__GOAL OF THE EXERCISE__. From the entries that follow, copy each line in which "JSON" appears.

Collected data entries:
== Segment start ==
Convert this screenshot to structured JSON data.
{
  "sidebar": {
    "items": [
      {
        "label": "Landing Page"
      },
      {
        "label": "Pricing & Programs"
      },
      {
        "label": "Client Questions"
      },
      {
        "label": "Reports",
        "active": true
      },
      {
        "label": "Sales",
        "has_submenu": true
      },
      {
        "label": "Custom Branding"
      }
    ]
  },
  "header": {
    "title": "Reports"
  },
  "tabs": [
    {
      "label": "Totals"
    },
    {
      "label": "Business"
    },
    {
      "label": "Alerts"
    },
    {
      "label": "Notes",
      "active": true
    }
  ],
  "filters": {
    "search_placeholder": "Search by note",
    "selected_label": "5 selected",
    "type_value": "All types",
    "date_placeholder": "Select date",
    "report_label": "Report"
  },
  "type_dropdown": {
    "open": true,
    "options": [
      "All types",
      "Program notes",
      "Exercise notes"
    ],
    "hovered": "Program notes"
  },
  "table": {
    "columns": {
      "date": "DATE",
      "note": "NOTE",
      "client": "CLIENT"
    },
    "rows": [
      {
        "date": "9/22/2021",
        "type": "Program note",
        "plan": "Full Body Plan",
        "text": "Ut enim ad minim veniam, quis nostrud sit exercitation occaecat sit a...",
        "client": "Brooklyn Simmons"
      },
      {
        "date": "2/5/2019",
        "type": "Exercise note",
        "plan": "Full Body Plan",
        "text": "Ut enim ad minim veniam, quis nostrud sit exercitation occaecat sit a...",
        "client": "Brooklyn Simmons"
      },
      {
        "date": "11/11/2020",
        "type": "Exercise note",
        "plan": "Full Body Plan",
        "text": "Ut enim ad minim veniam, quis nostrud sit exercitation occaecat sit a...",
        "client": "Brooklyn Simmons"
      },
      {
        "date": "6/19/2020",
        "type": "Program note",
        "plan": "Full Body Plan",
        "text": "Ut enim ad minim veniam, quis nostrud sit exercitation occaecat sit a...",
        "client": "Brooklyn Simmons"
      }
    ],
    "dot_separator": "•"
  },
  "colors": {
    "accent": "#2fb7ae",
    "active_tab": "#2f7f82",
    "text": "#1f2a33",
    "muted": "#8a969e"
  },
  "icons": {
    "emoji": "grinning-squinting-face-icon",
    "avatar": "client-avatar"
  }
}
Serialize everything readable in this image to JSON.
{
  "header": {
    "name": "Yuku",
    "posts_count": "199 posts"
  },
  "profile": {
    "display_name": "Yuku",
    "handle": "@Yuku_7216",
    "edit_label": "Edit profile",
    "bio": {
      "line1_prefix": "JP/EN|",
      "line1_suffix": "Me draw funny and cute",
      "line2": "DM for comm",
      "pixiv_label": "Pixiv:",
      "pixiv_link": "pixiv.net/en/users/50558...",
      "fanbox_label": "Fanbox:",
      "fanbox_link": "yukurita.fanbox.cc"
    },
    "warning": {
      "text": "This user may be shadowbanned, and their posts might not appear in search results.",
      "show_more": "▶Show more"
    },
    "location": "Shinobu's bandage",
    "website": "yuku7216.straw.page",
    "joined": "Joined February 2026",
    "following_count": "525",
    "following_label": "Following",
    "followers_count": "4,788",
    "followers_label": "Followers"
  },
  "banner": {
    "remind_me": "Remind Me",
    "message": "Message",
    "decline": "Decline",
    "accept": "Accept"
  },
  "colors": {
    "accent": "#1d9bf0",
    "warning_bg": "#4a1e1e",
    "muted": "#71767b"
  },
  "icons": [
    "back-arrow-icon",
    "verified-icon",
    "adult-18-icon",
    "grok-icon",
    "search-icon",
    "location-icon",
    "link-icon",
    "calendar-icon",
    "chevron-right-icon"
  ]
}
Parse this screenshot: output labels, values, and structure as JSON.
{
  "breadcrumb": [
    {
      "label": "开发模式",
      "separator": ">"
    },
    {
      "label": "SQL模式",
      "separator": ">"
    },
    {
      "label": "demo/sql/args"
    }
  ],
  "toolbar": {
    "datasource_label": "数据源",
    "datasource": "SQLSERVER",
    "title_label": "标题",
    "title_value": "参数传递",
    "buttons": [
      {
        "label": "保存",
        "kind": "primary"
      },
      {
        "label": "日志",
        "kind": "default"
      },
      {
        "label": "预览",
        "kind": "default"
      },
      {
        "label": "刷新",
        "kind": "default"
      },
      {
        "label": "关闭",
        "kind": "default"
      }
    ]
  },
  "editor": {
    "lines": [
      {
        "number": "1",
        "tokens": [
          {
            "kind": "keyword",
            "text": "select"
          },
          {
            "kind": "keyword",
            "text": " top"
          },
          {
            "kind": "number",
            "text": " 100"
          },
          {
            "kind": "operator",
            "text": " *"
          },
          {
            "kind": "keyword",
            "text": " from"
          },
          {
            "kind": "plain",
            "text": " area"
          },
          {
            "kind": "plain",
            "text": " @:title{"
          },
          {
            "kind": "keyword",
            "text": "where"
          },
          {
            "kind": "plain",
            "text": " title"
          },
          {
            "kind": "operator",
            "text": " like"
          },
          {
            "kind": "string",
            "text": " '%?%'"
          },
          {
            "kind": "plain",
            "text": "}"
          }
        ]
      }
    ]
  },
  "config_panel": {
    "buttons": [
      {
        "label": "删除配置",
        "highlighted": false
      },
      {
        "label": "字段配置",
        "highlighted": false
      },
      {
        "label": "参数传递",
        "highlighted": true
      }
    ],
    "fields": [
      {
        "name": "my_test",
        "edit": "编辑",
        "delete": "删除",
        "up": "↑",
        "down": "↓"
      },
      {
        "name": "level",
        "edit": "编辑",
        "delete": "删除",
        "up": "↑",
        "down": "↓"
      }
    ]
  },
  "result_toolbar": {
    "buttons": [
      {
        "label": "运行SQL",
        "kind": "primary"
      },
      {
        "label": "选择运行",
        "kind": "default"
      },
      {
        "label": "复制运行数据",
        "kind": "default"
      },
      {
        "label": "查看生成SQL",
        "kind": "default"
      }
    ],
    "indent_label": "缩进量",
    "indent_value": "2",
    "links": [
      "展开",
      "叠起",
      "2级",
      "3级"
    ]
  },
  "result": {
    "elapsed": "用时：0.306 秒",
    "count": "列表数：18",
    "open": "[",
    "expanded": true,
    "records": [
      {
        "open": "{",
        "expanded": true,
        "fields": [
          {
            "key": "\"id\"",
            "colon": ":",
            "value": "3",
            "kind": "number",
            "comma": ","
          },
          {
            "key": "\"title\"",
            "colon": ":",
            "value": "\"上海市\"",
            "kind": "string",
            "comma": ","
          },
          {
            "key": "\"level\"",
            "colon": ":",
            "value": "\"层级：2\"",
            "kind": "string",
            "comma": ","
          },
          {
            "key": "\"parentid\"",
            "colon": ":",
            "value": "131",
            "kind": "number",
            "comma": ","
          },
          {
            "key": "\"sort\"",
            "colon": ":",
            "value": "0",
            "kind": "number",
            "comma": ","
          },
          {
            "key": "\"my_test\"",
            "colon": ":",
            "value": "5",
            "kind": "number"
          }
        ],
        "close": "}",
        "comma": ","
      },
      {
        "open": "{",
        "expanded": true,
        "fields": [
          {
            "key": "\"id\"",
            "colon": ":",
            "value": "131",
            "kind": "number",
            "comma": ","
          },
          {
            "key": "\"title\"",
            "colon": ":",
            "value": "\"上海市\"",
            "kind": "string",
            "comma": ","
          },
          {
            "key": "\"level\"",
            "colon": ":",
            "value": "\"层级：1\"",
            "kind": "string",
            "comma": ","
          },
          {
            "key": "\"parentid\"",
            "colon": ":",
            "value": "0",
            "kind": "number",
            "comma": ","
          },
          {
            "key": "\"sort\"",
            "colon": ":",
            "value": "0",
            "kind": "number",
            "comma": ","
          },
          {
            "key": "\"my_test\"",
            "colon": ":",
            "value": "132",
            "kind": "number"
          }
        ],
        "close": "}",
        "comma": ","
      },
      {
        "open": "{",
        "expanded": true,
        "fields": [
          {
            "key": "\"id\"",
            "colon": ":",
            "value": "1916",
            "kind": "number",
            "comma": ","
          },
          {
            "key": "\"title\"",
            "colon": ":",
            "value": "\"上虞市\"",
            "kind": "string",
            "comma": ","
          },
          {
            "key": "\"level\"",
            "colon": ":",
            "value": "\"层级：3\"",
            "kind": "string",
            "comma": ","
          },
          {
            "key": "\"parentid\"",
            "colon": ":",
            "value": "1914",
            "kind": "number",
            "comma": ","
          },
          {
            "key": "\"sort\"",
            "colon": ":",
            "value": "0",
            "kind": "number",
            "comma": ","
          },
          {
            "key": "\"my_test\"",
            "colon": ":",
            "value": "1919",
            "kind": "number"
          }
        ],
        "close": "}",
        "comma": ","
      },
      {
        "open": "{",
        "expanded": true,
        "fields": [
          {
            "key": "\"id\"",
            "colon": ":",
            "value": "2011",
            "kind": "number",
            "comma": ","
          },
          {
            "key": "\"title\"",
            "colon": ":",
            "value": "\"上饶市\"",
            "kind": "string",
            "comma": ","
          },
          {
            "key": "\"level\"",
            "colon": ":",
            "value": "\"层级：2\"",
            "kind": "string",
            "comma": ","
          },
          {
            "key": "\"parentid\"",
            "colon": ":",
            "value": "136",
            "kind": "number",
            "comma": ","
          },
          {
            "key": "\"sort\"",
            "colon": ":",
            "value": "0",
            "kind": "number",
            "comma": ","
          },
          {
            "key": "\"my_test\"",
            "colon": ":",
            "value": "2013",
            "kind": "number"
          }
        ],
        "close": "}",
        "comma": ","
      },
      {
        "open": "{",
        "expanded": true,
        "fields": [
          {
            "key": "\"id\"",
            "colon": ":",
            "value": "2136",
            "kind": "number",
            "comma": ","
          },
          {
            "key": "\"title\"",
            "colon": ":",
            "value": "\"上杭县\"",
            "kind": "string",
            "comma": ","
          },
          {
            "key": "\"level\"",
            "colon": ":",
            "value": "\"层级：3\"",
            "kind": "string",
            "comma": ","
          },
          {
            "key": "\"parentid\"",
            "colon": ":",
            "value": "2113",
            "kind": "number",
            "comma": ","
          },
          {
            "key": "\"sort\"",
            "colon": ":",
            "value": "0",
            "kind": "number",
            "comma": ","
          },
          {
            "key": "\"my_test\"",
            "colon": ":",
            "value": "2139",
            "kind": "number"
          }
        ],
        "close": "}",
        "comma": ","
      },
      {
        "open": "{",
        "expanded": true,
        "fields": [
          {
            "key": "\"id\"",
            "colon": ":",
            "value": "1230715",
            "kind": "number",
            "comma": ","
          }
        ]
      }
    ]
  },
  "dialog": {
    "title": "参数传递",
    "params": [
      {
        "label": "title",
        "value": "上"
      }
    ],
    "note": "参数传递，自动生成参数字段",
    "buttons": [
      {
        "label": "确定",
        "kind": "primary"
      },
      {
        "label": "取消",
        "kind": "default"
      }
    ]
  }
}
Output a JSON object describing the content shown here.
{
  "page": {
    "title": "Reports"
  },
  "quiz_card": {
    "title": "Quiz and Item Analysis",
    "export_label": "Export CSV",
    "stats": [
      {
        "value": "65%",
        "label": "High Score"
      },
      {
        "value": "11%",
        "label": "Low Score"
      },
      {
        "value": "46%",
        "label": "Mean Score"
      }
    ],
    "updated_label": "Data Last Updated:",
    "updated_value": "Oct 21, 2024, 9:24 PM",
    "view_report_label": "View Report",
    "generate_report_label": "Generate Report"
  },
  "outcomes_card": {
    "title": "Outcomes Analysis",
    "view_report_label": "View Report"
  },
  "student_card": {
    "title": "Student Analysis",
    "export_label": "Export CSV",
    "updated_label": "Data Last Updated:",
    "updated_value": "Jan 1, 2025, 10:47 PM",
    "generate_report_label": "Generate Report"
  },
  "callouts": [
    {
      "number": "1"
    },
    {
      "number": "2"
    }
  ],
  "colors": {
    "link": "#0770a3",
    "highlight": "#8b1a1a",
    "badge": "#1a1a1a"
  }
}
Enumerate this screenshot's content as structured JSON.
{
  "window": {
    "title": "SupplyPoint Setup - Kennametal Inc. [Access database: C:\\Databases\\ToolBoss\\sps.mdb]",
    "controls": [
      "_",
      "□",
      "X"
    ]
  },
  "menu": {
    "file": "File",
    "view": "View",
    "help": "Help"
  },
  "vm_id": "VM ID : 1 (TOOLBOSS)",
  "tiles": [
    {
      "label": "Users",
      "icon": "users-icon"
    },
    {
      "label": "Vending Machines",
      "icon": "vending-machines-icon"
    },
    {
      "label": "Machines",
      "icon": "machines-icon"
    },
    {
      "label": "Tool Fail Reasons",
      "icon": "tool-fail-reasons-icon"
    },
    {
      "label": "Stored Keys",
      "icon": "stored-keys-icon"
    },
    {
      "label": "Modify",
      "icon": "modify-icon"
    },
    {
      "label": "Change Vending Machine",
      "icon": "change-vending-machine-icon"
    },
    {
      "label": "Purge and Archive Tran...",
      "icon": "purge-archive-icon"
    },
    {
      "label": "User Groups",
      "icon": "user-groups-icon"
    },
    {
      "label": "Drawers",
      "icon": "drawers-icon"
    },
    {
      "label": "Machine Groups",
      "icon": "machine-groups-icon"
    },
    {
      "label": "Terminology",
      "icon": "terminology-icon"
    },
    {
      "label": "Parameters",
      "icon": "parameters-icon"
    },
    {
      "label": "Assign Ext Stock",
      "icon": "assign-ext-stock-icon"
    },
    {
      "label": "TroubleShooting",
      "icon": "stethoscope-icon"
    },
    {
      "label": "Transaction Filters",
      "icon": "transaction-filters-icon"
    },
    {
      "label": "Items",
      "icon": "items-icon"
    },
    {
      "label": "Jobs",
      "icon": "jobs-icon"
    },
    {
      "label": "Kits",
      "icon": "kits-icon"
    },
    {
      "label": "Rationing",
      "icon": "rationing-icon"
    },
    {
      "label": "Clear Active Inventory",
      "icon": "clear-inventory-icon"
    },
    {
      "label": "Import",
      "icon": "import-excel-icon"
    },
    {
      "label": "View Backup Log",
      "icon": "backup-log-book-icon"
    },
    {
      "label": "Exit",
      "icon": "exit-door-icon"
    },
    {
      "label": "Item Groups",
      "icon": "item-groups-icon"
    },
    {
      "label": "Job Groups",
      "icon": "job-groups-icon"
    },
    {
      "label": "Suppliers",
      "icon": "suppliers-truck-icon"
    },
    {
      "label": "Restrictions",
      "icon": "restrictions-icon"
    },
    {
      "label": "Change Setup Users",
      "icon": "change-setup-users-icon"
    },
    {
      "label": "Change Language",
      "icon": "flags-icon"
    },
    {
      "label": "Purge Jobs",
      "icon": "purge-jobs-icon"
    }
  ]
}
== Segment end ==
__SOLUTION__.
Convert this screenshot to structured JSON data.
Serialize everything readable in this image to JSON.
Parse this screenshot: output labels, values, and structure as JSON.
Output a JSON object describing the content shown here.
Enumerate this screenshot's content as structured JSON.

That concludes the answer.